The case could break new ground in Irish planning law as the road is part of a strategic development zone outlined in the council's scheme for the Cherrywood area. Disputes involving such zones cannot be appealed to An Bord Pleanála.
Mr O'Flynn and his company argue that the council wanted OFCP to build the proposed Druid's Glen Road from a junction with the N11 to give two rivals, Tudor Homes and the receiver of Benreef Ltd, Declan McDonald of Pricewaterhousecoopers, access to land that they own.
Mr O'Flynn and OFCP's adviser, town planning consultant Tom Phillips, told the court that the company was not obliged to do this and that the strategic plan for the area provided that the road would be built by each of the companies whose land it crossed.
The developer maintains that the council has no power to demand that any planning applicant give owners of adjoining land access over their property or to require all landowners involved to make a joint application.
It is understood that OFCP and Mr O’Flynn would be prepared to negotiate access with other developers.
Apart from that, the only other option open to the council is buy the land designated for the road compulsorily and seek planning itself.
OFCP wants the court to quash the planning decision, made on July 31st, and to send it back to Dún Laoghaire-Rathdown so it can adjudicate on it again.
It is also seeking a declaration that the elements of the application that fall within the strategic development zone are consistent with the Cherrywood planning scheme.
Mr Justice Anthony Hunt gave permission to have the planning decision judicially reviewed on the basis that the developer had made an arguable case. The issue is due back in court in November.
Mr O’Flynn welcomed the ruling afterwards. “Our objective is to be allowed, in an appropriate and fair way, to proceed with the development of 164 high quality houses involving an overall development cost of approximately €70 million,” he said.

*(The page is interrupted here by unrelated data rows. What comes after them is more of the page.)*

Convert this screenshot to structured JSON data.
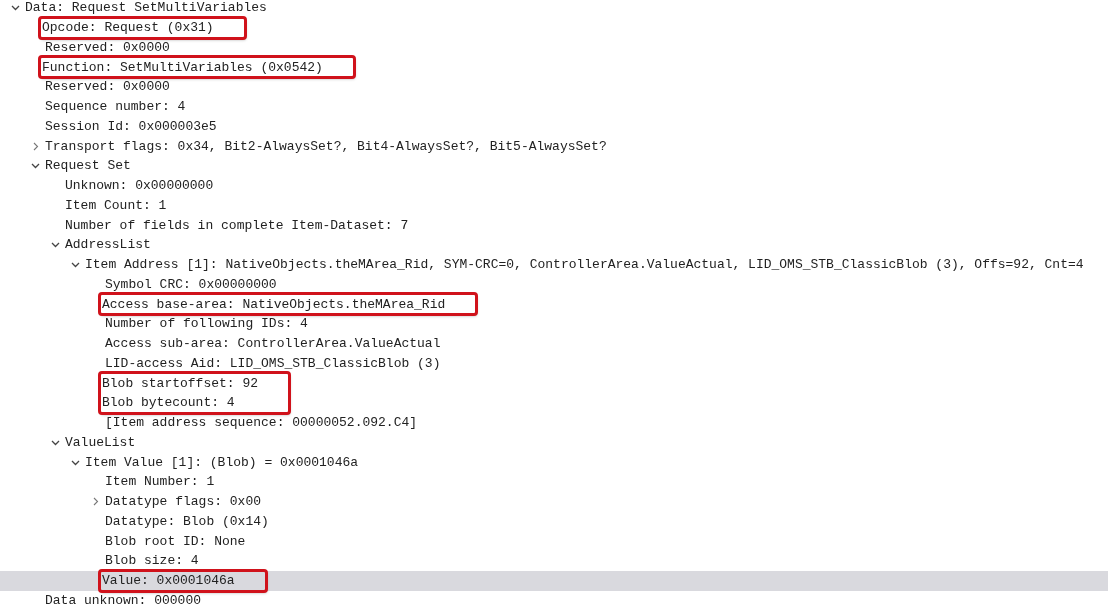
{
  "tree": [
    {
      "label": "Data: Request SetMultiVariables",
      "expanded": true,
      "selected": false,
      "marked": false,
      "children": [
        {
          "label": "Opcode: Request (0x31)",
          "selected": false,
          "marked": true
        },
        {
          "label": "Reserved: 0x0000",
          "selected": false,
          "marked": false
        },
        {
          "label": "Function: SetMultiVariables (0x0542)",
          "selected": false,
          "marked": true
        },
        {
          "label": "Reserved: 0x0000",
          "selected": false,
          "marked": false
        },
        {
          "label": "Sequence number: 4",
          "selected": false,
          "marked": false
        },
        {
          "label": "Session Id: 0x000003e5",
          "selected": false,
          "marked": false
        },
        {
          "label": "Transport flags: 0x34, Bit2-AlwaysSet?, Bit4-AlwaysSet?, Bit5-AlwaysSet?",
          "expanded": false,
          "selected": false,
          "marked": false
        },
        {
          "label": "Request Set",
          "expanded": true,
          "selected": false,
          "marked": false,
          "children": [
            {
              "label": "Unknown: 0x00000000",
              "selected": false,
              "marked": false
            },
            {
              "label": "Item Count: 1",
              "selected": false,
              "marked": false
            },
            {
              "label": "Number of fields in complete Item-Dataset: 7",
              "selected": false,
              "marked": false
            },
            {
              "label": "AddressList",
              "expanded": true,
              "selected": false,
              "marked": false,
              "children": [
                {
                  "label": "Item Address [1]: NativeObjects.theMArea_Rid, SYM-CRC=0, ControllerArea.ValueActual, LID_OMS_STB_ClassicBlob (3), Offs=92, Cnt=4",
                  "expanded": true,
                  "selected": false,
                  "marked": false,
                  "children": [
                    {
                      "label": "Symbol CRC: 0x00000000",
                      "selected": false,
                      "marked": false
                    },
                    {
                      "label": "Access base-area: NativeObjects.theMArea_Rid",
                      "selected": false,
                      "marked": true
                    },
                    {
                      "label": "Number of following IDs: 4",
                      "selected": false,
                      "marked": false
                    },
                    {
                      "label": "Access sub-area: ControllerArea.ValueActual",
                      "selected": false,
                      "marked": false
                    },
                    {
                      "label": "LID-access Aid: LID_OMS_STB_ClassicBlob (3)",
                      "selected": false,
                      "marked": false
                    },
                    {
                      "label": "Blob startoffset: 92",
                      "selected": false,
                      "marked": true
                    },
                    {
                      "label": "Blob bytecount: 4",
                      "selected": false,
                      "marked": true
                    },
                    {
                      "label": "[Item address sequence: 00000052.092.C4]",
                      "selected": false,
                      "marked": false
                    }
                  ]
                }
              ]
            },
            {
              "label": "ValueList",
              "expanded": true,
              "selected": false,
              "marked": false,
              "children": [
                {
                  "label": "Item Value [1]: (Blob) = 0x0001046a",
                  "expanded": true,
                  "selected": false,
                  "marked": false,
                  "children": [
                    {
                      "label": "Item Number: 1",
                      "selected": false,
                      "marked": false
                    },
                    {
                      "label": "Datatype flags: 0x00",
                      "expanded": false,
                      "selected": false,
                      "marked": false
                    },
                    {
                      "label": "Datatype: Blob (0x14)",
                      "selected": false,
                      "marked": false
                    },
                    {
                      "label": "Blob root ID: None",
                      "selected": false,
                      "marked": false
                    },
                    {
                      "label": "Blob size: 4",
                      "selected": false,
                      "marked": false
                    },
                    {
                      "label": "Value: 0x0001046a",
                      "selected": true,
                      "marked": true
                    }
                  ]
                }
              ]
            }
          ]
        },
        {
          "label": "Data unknown: 000000",
          "selected": false,
          "marked": false
        }
      ]
    }
  ]
}
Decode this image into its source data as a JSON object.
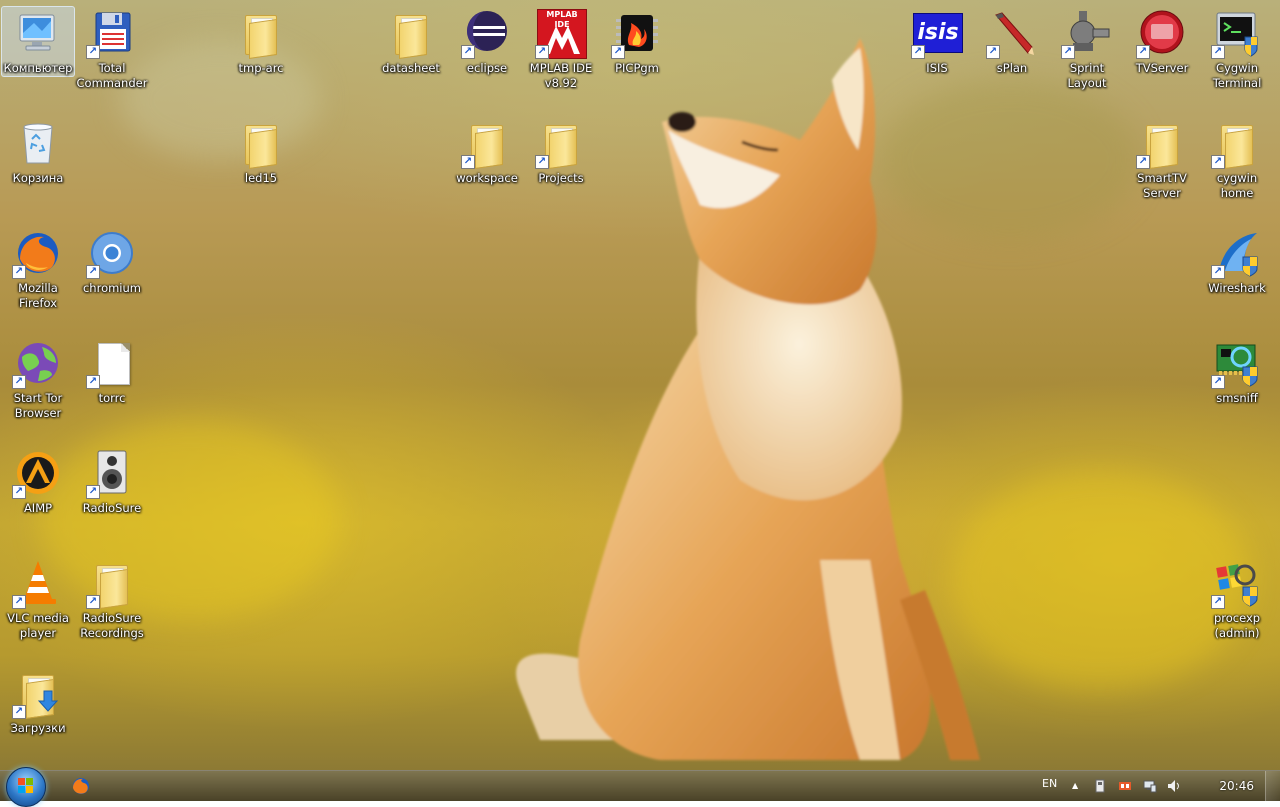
{
  "desktop": {
    "icons": [
      {
        "label": "Компьютер"
      },
      {
        "label": "Total Commander"
      },
      {
        "label": "tmp-arc"
      },
      {
        "label": "datasheet"
      },
      {
        "label": "eclipse"
      },
      {
        "label": "MPLAB IDE v8.92"
      },
      {
        "label": "PICPgm"
      },
      {
        "label": "ISIS"
      },
      {
        "label": "sPlan"
      },
      {
        "label": "Sprint Layout"
      },
      {
        "label": "TVServer"
      },
      {
        "label": "Cygwin Terminal"
      },
      {
        "label": "Корзина"
      },
      {
        "label": "led15"
      },
      {
        "label": "workspace"
      },
      {
        "label": "Projects"
      },
      {
        "label": "SmartTV Server"
      },
      {
        "label": "cygwin home"
      },
      {
        "label": "Mozilla Firefox"
      },
      {
        "label": "chromium"
      },
      {
        "label": "Wireshark"
      },
      {
        "label": "Start Tor Browser"
      },
      {
        "label": "torrc"
      },
      {
        "label": "smsniff"
      },
      {
        "label": "AIMP"
      },
      {
        "label": "RadioSure"
      },
      {
        "label": "VLC media player"
      },
      {
        "label": "RadioSure Recordings"
      },
      {
        "label": "procexp (admin)"
      },
      {
        "label": "Загрузки"
      }
    ],
    "mplab_badge_text": "MPLAB IDE",
    "isis_badge_text": "isis"
  },
  "taskbar": {
    "language": "EN",
    "clock": "20:46",
    "tray_arrow": "▲"
  },
  "colors": {
    "selection": "#cde1fa",
    "taskbar": "#5a5230",
    "start_orb": "#2d78c8"
  }
}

“There is an acute need for new homes in the Dublin area and in relation to this development we already have a list of people who are interested in our development.”
Dún Laoghaire-Rathdown County Council was not available for comment.